It's 2015 and still we hear
Republicans describe a woman's role in society as
"Barefoot and Pregnant". What is it that makes
these right-wing people so afraid of a human females'
Never mind, it doesn't really
matter what motivates their fear of women. What does
matter is females like Karen Lee Orzolek could
never return to the nonsensical days of yesteryear
when a popular closed minded columnist would write an
article for the Pittsburgh Dispatch, titled, "What
Girls Are Good For," in it, Erasmus Wilson wrote that
women belonged in the home doing domestic tasks and
called the working woman "a MONSTROSITY." Over
a hundred years later Erasmus Wilson's ideology still
Google Doodle pays tribute to trailblazing journalist
Nellie Bly on her 151st birthday with a melodic ode.
"Oh, Nellie, take us
all around the world and break those rules 'cause you're
our girl," the song goes.
If you listen closely, you might recognize the voice of
Karen O, lead singer of Yeah Yeah Yeahs.
The indie rocker, whose real name is Karen Lee Orzolek,
penned "Oh, Nellie" to go with the doodle of
Bly, who was born Elizabeth Jane Cochran on May 5, 1864.
It's the first original song to be written for the
delightful illustrations that appear on Google's
The song formed the basis of Google artist Katy Wu's
doodle, which is also the first to feature stop-motion
animation. The musical animation pays homage to Bly's
extraordinary life as a pioneering journalist and
adventurer in an era when little more was expected of
women than child rearing and housekeeping, Wu said.
As Wu sees it, Bly and Orzolek have plenty in common even
if they were born more than a century apart. They're
bold, edgy and daring, unafraid to challenge conventional
ideas of what a woman should be or do.
"If you see her onstage, she's daring in her own
way," Wu said of Orzolek. "She doesn't conform;
she does what she wants."
Compare that with Bly, who got her first job with the
Pittsburgh Dispatch by penning an impassioned
condemnation of its most popular columnist. In the column
titled "What Girls Are Good For," Erasmus
Wilson wrote that women belonged in the home doing
domestic tasks and called the working woman "a
The first line in the Karen O's song evokes the column:
"Someone's got to stand up and tell them what a girl
is good for."
Cochran's letter impressed the paper's editors, and they
hired her. She started writing under the pen name
She eventually talked her way into the offices of Joseph
Pulitzer's New York World and took on an assignment that
would change her life. She spent 10 days posing as a
mental patient in New York's notorious Blackwell's Island
and returned with stories of cruel beatings, ice cold
baths and forced meals.
Her reporting led to reforms of the system and set the
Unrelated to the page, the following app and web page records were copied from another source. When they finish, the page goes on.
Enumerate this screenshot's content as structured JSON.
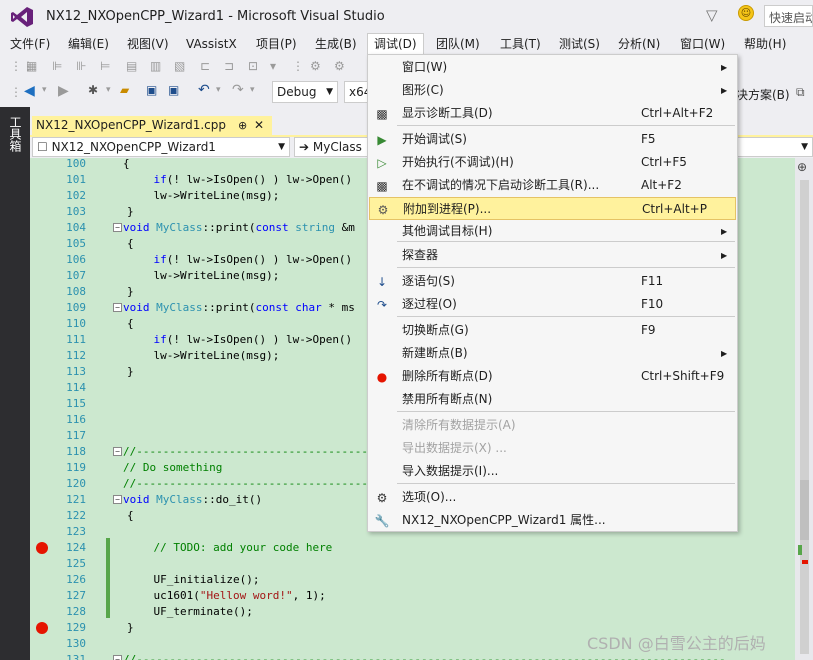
{
  "window": {
    "title": "NX12_NXOpenCPP_Wizard1 - Microsoft Visual Studio",
    "quick_launch": "快速启动"
  },
  "menubar": [
    {
      "label": "文件(F)"
    },
    {
      "label": "编辑(E)"
    },
    {
      "label": "视图(V)"
    },
    {
      "label": "VAssistX"
    },
    {
      "label": "项目(P)"
    },
    {
      "label": "生成(B)"
    },
    {
      "label": "调试(D)"
    },
    {
      "label": "团队(M)"
    },
    {
      "label": "工具(T)"
    },
    {
      "label": "测试(S)"
    },
    {
      "label": "分析(N)"
    },
    {
      "label": "窗口(W)"
    },
    {
      "label": "帮助(H)"
    }
  ],
  "toolbar": {
    "config": "Debug",
    "platform": "x64",
    "solution_fragment": "决方案(B)"
  },
  "toolbox": {
    "label": "工具箱"
  },
  "tab": {
    "filename": "NX12_NXOpenCPP_Wizard1.cpp",
    "pin": "⊕",
    "close": "✕"
  },
  "navigation": {
    "project": "NX12_NXOpenCPP_Wizard1",
    "scope": "MyClass"
  },
  "code_lines": [
    {
      "n": "100",
      "html": "<span>{</span>"
    },
    {
      "n": "101",
      "html": "    <span class='kw'>if</span>(! lw-&gt;IsOpen() ) lw-&gt;Open()"
    },
    {
      "n": "102",
      "html": "    lw-&gt;WriteLine(msg);"
    },
    {
      "n": "103",
      "html": "}"
    },
    {
      "n": "104",
      "html": "<span class='kw'>void</span> <span class='ty'>MyClass</span>::print(<span class='kw'>const</span> <span class='ty'>string</span> &amp;m"
    },
    {
      "n": "105",
      "html": "{"
    },
    {
      "n": "106",
      "html": "    <span class='kw'>if</span>(! lw-&gt;IsOpen() ) lw-&gt;Open()"
    },
    {
      "n": "107",
      "html": "    lw-&gt;WriteLine(msg);"
    },
    {
      "n": "108",
      "html": "}"
    },
    {
      "n": "109",
      "html": "<span class='kw'>void</span> <span class='ty'>MyClass</span>::print(<span class='kw'>const</span> <span class='kw'>char</span> * ms"
    },
    {
      "n": "110",
      "html": "{"
    },
    {
      "n": "111",
      "html": "    <span class='kw'>if</span>(! lw-&gt;IsOpen() ) lw-&gt;Open()"
    },
    {
      "n": "112",
      "html": "    lw-&gt;WriteLine(msg);"
    },
    {
      "n": "113",
      "html": "}"
    },
    {
      "n": "114",
      "html": ""
    },
    {
      "n": "115",
      "html": ""
    },
    {
      "n": "116",
      "html": ""
    },
    {
      "n": "117",
      "html": ""
    },
    {
      "n": "118",
      "html": "<span class='cm'>//--------------------------------------------</span>"
    },
    {
      "n": "119",
      "html": "<span class='cm'>// Do something</span>"
    },
    {
      "n": "120",
      "html": "<span class='cm'>//--------------------------------------------</span>"
    },
    {
      "n": "121",
      "html": "<span class='kw'>void</span> <span class='ty'>MyClass</span>::do_it()"
    },
    {
      "n": "122",
      "html": "{"
    },
    {
      "n": "123",
      "html": ""
    },
    {
      "n": "124",
      "html": "    <span class='cm'>// TODO: add your code here</span>"
    },
    {
      "n": "125",
      "html": ""
    },
    {
      "n": "126",
      "html": "    UF_initialize();"
    },
    {
      "n": "127",
      "html": "    uc1601(<span class='st'>\"Hellow word!\"</span>, 1);"
    },
    {
      "n": "128",
      "html": "    UF_terminate();"
    },
    {
      "n": "129",
      "html": "}"
    },
    {
      "n": "130",
      "html": ""
    },
    {
      "n": "131",
      "html": "<span class='cm'>//-----------------------------------------------------------------------------------------</span>"
    }
  ],
  "debug_menu": [
    {
      "label": "窗口(W)",
      "shortcut": "",
      "submenu": true,
      "icon": "",
      "state": "normal"
    },
    {
      "label": "图形(C)",
      "shortcut": "",
      "submenu": true,
      "icon": "",
      "state": "normal"
    },
    {
      "label": "显示诊断工具(D)",
      "shortcut": "Ctrl+Alt+F2",
      "submenu": false,
      "icon": "diagnostics-icon",
      "state": "normal"
    },
    {
      "label": "开始调试(S)",
      "shortcut": "F5",
      "submenu": false,
      "icon": "play-icon",
      "state": "normal"
    },
    {
      "label": "开始执行(不调试)(H)",
      "shortcut": "Ctrl+F5",
      "submenu": false,
      "icon": "play-outline-icon",
      "state": "normal"
    },
    {
      "label": "在不调试的情况下启动诊断工具(R)...",
      "shortcut": "Alt+F2",
      "submenu": false,
      "icon": "diagnostics-icon",
      "state": "normal"
    },
    {
      "label": "附加到进程(P)...",
      "shortcut": "Ctrl+Alt+P",
      "submenu": false,
      "icon": "attach-process-icon",
      "state": "highlighted"
    },
    {
      "label": "其他调试目标(H)",
      "shortcut": "",
      "submenu": true,
      "icon": "",
      "state": "normal"
    },
    {
      "label": "探查器",
      "shortcut": "",
      "submenu": true,
      "icon": "",
      "state": "normal"
    },
    {
      "label": "逐语句(S)",
      "shortcut": "F11",
      "submenu": false,
      "icon": "step-into-icon",
      "state": "normal"
    },
    {
      "label": "逐过程(O)",
      "shortcut": "F10",
      "submenu": false,
      "icon": "step-over-icon",
      "state": "normal"
    },
    {
      "label": "切换断点(G)",
      "shortcut": "F9",
      "submenu": false,
      "icon": "",
      "state": "normal"
    },
    {
      "label": "新建断点(B)",
      "shortcut": "",
      "submenu": true,
      "icon": "",
      "state": "normal"
    },
    {
      "label": "删除所有断点(D)",
      "shortcut": "Ctrl+Shift+F9",
      "submenu": false,
      "icon": "delete-breakpoints-icon",
      "state": "normal"
    },
    {
      "label": "禁用所有断点(N)",
      "shortcut": "",
      "submenu": false,
      "icon": "",
      "state": "normal"
    },
    {
      "label": "清除所有数据提示(A)",
      "shortcut": "",
      "submenu": false,
      "icon": "",
      "state": "disabled"
    },
    {
      "label": "导出数据提示(X) ...",
      "shortcut": "",
      "submenu": false,
      "icon": "",
      "state": "disabled"
    },
    {
      "label": "导入数据提示(I)...",
      "shortcut": "",
      "submenu": false,
      "icon": "",
      "state": "normal"
    },
    {
      "label": "选项(O)...",
      "shortcut": "",
      "submenu": false,
      "icon": "gear-icon",
      "state": "normal"
    },
    {
      "label": "NX12_NXOpenCPP_Wizard1 属性...",
      "shortcut": "",
      "submenu": false,
      "icon": "wrench-icon",
      "state": "normal"
    }
  ],
  "watermark": "CSDN @白雪公主的后妈"
}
tone for her career. She exposed corruption and the
injustices of poverty by telling stories of the
disenfranchised, the poor and women. When she covered the
Chicago Pullman Railroad strike in 1894, she was the only
reporter to share the strikers' perspective.
As the song goes, "We've got to speak up for the
ones who've been told to shut up."
She reached the height of her fame when she took a
whirlwind trip around the world in 1889 to beat Phileas
Fogg, the fictional hero of Jules Verne's "Around
the World in Eighty Days." She returned to New York
in 72 days, beating Fogg's record of 80 days.
All those moments figure in the doodle, which took Wu
about two months to create in a sort of labor of love.
She hopes Bly inspires others to question authority and
"She gave women a space in newspapers when they were
generally preserved for men's perspectives," Wu
said. "She gave women a voice in current events and
media and dared to do a lot of things that women weren't
generally allowed to do."